Though any import forum or Facebook page will moan endlessly about America’s 25-year limit on certain cars that were never sold here, two tours of Woodward have shown me that we actually have a pretty diverse car culture. Yes, we love our American muscle bruisers with an anthemic patriotism, but we’re not afraid to give them a little competition. Still, the more you learn, the less you know, and for all my education, I stumbled last weekend across another gaping chasm in my experience: vintage sports cars.
For the bullet-quick runup to Saturday’s Greenwood Revival, we were told to just show up, and it we had cool cars, to bring them. I love events like that, because coolness is in the eye of the beholder- no snooty officials at the gate turning away scratched paint or sagging headliners, just a bunch of people getting together to admire some great cars, whether we owned them or not. Just as any man’s house is his castle, any man’s beat-up Subaru is his Ferrari. Greenwood understood this well, and the classic cars mingled humbly and happily with the more…lifetyle…classics, just as their owners did.
Organizers plugged the event to as many Des Moines and Iowa car clubs as they could find, so there were concentrations, here and there, of certain makes and models. I was pleased to find myself in the company of several other Imprezas, all of them gorgeous and in far better shape than mine. Miatas speckled the landscape, and Mustangs with heavy cams and boost for days rumbled amongst the dozen or so Minis- new, old, and even Moke.
Some time ago I was able to limit the range of my hatred of the automatic transmission to my own parking space. Yes, some cars are great with slushboxes, and yes, I would even like to drive a few of them. Nevertheless, I was quite proud to count exactly three clutchless cars out of the 100 or so entusiast cars there, and though they were all quite awesome (a Jaguar Mark II, a Jaguar XKRs, and a race-trimmed Mustang), the commitment to three pedals was just one of the qualities that gave the gathering its unique air.
I saw Corvettes of every variety and vintage. A Lingenfelter C5 sounded like it wanted to tear the world in half. A ’56-’62 C1 rolled past before I could get a shot of it. There was even a split-window ’63 in a perfect red.
But most of the two-seaters were European. Triumphs, MGs, and a couple of luscious Jaguars stood around dripping beauty and, inevitably, oil. They formed a stark contrast to the massive, ex-military bulldozers lined up on the property, owned by a construction union school. It was tough to find a “winner” among them, especially with the Series 1 Jaguar, the GTB/4 Ferrari (freaking) Daytona, and the Mercedes 300SL Roadster all jostling for the title.
A few Porsches showed up, too, including a 356 Speedster with a stunning, minimalist, Nardi-equipped interior.
Of course, there’s often a difference between the best and the favorites, because I think my favorites were the stripped-out, single-seat, catless race cars.
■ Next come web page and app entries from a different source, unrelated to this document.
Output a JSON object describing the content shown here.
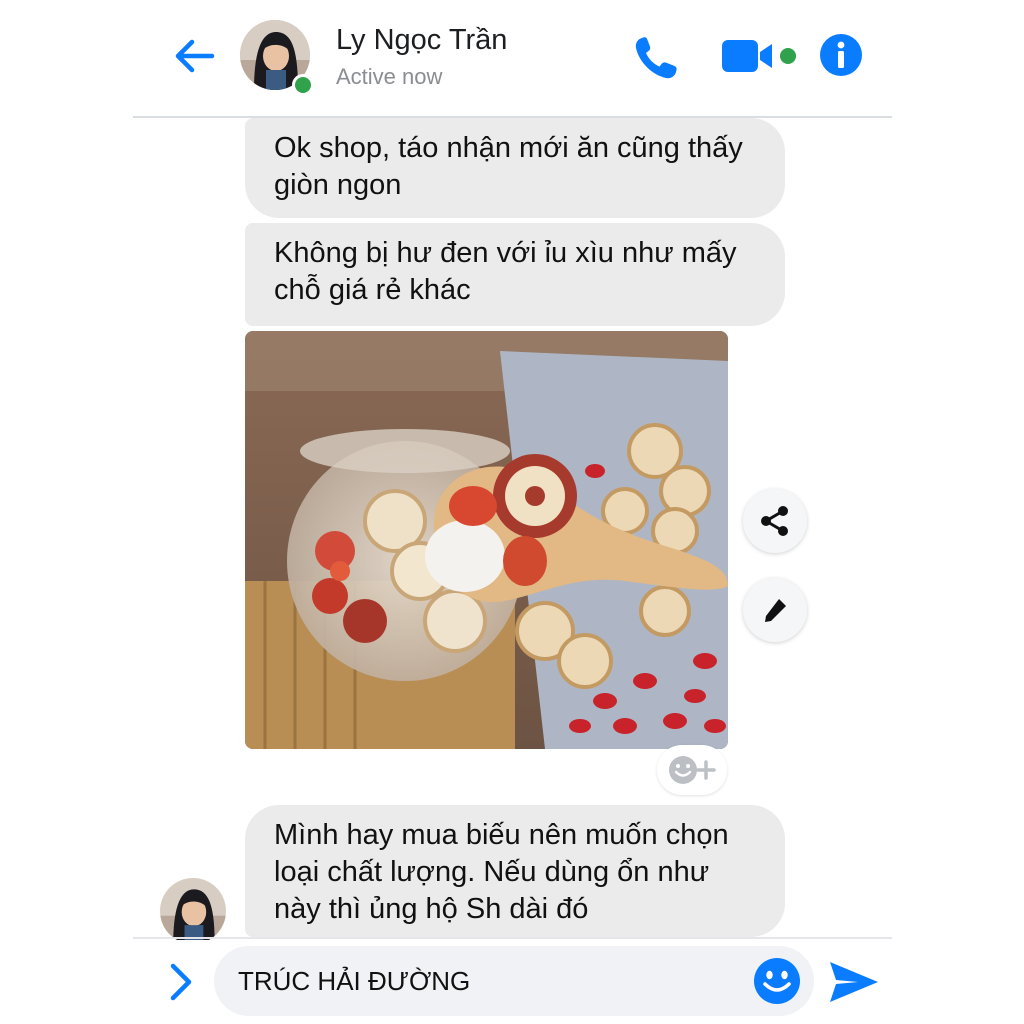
{
  "header": {
    "contact_name": "Ly Ngọc Trần",
    "status": "Active now",
    "icons": {
      "back": "back-arrow-icon",
      "call": "phone-icon",
      "video": "video-camera-icon",
      "info": "info-icon"
    },
    "accent_color": "#0a7cff",
    "online_color": "#31a24c"
  },
  "messages": [
    {
      "text": "Ok shop, táo nhận mới ăn cũng thấy giòn ngon"
    },
    {
      "text": "Không bị hư đen với ỉu xìu như mấy chỗ giá rẻ khác"
    },
    {
      "type": "photo",
      "content": "jujube-and-goji-tea-photo"
    },
    {
      "text": "Mình hay mua biếu nên muốn chọn loại chất lượng. Nếu dùng ổn như này thì ủng hộ Sh dài đó"
    }
  ],
  "photo_actions": {
    "share_icon": "share-icon",
    "edit_icon": "pencil-icon",
    "react_icon": "add-reaction-icon"
  },
  "composer": {
    "value": "TRÚC HẢI ĐƯỜNG",
    "icons": {
      "expand": "chevron-right-icon",
      "emoji": "smiley-icon",
      "send": "send-icon"
    }
  },
  "colors": {
    "bubble": "#ebebeb",
    "composer_bg": "#f0f2f5"
  }
}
There’s nothing quite like seeing an MG’s headlight pulled out and screened over in favor of an air intake, or a taped headrest bolted to a diagonal rollcage support, or a rearview mirror relocated to the center of the dash, or a windshield that meets you across the chest, rather than across the toupee.
I think I preferred the race cars so much because, well, aside from the fact that I’m the pragmatic, no-frills type who firmly believes that keeping something awesome is far easier than keeping it pretty; because they took me straight back to the decade and the sport we we’d shown up to celebrate. I mean, I saw there, mere yards from each other, an Ambro-bodied Triumph TR3 and a mid-engine 1964 Elva Mark VII. It was just so easy to visualize 20 of them out on the track in every acid color the ‘60s could provide. Go to any car show and you can let your mind wander back to the era. But this is the only type of event, stacked with street-illegal, cage-bound race cars, to transport you to those bleachers, twitching your sweaty PF Flyers until the checkered flag dropped.
I also got some stories about that era. More next week.
More poorly edited pics next week!